Element data from apps and pages -
┌──
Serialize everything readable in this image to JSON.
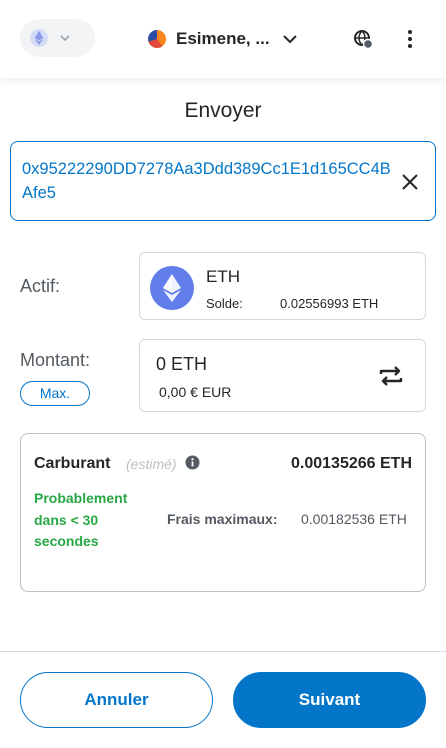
{
  "header": {
    "account_name": "Esimene, ...",
    "icons": [
      "ethereum-network-icon",
      "chevron-down-icon",
      "account-avatar",
      "globe-connected-icon",
      "kebab-menu-icon"
    ]
  },
  "page": {
    "title": "Envoyer"
  },
  "recipient": {
    "address": "0x95222290DD7278Aa3Ddd389Cc1E1d165CC4BAfe5"
  },
  "asset": {
    "label": "Actif:",
    "symbol": "ETH",
    "balance_label": "Solde:",
    "balance_value": "0.02556993 ETH"
  },
  "amount": {
    "label": "Montant:",
    "max_label": "Max.",
    "value": "0 ETH",
    "fiat_value": "0,00 € EUR"
  },
  "gas": {
    "title": "Carburant",
    "estimated_label": "(estimé)",
    "amount": "0.00135266 ETH",
    "time_estimate": "Probablement dans < 30 secondes",
    "max_fee_label": "Frais maximaux:",
    "max_fee_value": "0.00182536 ETH"
  },
  "footer": {
    "cancel_label": "Annuler",
    "next_label": "Suivant"
  },
  "colors": {
    "primary": "#0376c9",
    "success": "#28a745",
    "border": "#d6d9dc",
    "text": "#24272a"
  }
}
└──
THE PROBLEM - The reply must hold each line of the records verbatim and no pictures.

RESULT OF THIS TASK -
Serialize everything readable in this image to JSON.
{
  "header": {
    "account_name": "Esimene, ...",
    "icons": [
      "ethereum-network-icon",
      "chevron-down-icon",
      "account-avatar",
      "globe-connected-icon",
      "kebab-menu-icon"
    ]
  },
  "page": {
    "title": "Envoyer"
  },
  "recipient": {
    "address": "0x95222290DD7278Aa3Ddd389Cc1E1d165CC4BAfe5"
  },
  "asset": {
    "label": "Actif:",
    "symbol": "ETH",
    "balance_label": "Solde:",
    "balance_value": "0.02556993 ETH"
  },
  "amount": {
    "label": "Montant:",
    "max_label": "Max.",
    "value": "0 ETH",
    "fiat_value": "0,00 € EUR"
  },
  "gas": {
    "title": "Carburant",
    "estimated_label": "(estimé)",
    "amount": "0.00135266 ETH",
    "time_estimate": "Probablement dans < 30 secondes",
    "max_fee_label": "Frais maximaux:",
    "max_fee_value": "0.00182536 ETH"
  },
  "footer": {
    "cancel_label": "Annuler",
    "next_label": "Suivant"
  },
  "colors": {
    "primary": "#0376c9",
    "success": "#28a745",
    "border": "#d6d9dc",
    "text": "#24272a"
  }
}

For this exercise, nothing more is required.